So, join me as a Lutheran, as a Christian, in reading the Word in context and simply saying, "Okay, God, if You say so," when we don't understand something.  Hate to bust your ego bubble, but you don't know everything.  Trust me.  You might figure it out later, you might never figure it out--both of which are just fine.  But don't worry about it.  It's refreshing.

04 March, 2013

Heresy of the Week: Christian Zionism

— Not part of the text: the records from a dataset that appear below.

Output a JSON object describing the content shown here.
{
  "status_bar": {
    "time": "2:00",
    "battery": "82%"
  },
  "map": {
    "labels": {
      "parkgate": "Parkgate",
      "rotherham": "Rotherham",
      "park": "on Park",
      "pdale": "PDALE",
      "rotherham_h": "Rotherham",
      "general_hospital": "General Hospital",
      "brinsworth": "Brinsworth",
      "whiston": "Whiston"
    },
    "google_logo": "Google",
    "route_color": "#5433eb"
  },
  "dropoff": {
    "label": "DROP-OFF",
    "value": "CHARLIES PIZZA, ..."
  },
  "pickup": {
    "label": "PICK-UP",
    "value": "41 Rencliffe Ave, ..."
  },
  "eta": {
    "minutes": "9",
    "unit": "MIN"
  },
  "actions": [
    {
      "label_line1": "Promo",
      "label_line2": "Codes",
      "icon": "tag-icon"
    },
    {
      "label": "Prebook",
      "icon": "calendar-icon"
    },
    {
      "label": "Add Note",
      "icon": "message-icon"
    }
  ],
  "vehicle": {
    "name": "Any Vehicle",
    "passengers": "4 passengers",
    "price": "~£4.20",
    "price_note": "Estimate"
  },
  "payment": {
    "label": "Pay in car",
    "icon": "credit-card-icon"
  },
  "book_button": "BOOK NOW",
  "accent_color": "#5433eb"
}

My day job is politics, and because of that, I often run into dispensational and premillenialist heresies on a frequent basis, particularly when it comes to advocating for certain policy positions.  This is a very common one that often rears its ugly head in the political world.  The problem isn't the nation of Israel, the problem is claiming any sort of theological significance to it (or using that claim to justify political positions).
Christian Zionism (also known as Restorationism) is a 19th-21st century (although the idea has been around since the time of the reformation) Dispensationalism eschatology heresy that believes there must be an “ingathering” of Jews in the nation Israel before Christ may return to earth. It likely grew out of the “Restoration of the Jews to the Holy Land” 19th century movement. The establishment of the State of Israel in 1948 was seen, by this group, as occurring according to Biblical prophecy. They are major proponents of Dual-Covenant theology (that Israelites are still God’s chosen people, along with an “ingrafting” of Gentile Christians). They strongly support Jewish Zionism.